# Instructions to follow
Aside from the pictures, the entries should be given again exactly.

*** Material for this task ***

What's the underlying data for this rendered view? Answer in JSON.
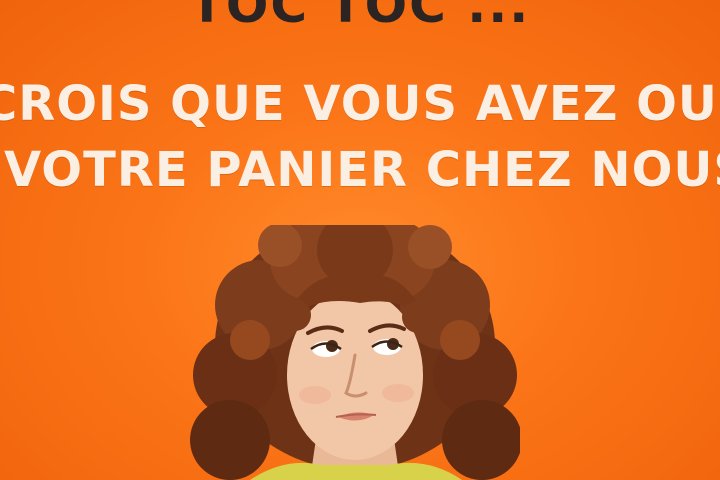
{
  "image": {
    "headline_top": "TOC TOC ...",
    "headline_line1": "CROIS QUE VOUS AVEZ OUB",
    "headline_line2": "VOTRE PANIER CHEZ NOUS",
    "colors": {
      "background": "#fb7417",
      "headline_top": "#2b2422",
      "headline_body": "#fbeee2",
      "hair": "#7a3a1a",
      "skin": "#f2c7a8",
      "shirt": "#d8d24a"
    }
  }
}
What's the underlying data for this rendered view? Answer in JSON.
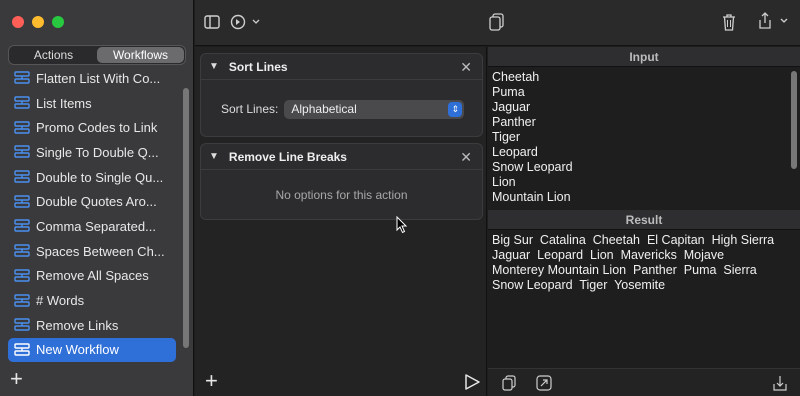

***

# Solution to this exercise
What's the underlying data for this rendered view? Answer in JSON.
{
  "image": {
    "headline_top": "TOC TOC ...",
    "headline_line1": "CROIS QUE VOUS AVEZ OUB",
    "headline_line2": "VOTRE PANIER CHEZ NOUS",
    "colors": {
      "background": "#fb7417",
      "headline_top": "#2b2422",
      "headline_body": "#fbeee2",
      "hair": "#7a3a1a",
      "skin": "#f2c7a8",
      "shirt": "#d8d24a"
    }
  }
}
What's the underlying data for this rendered view? Answer in JSON.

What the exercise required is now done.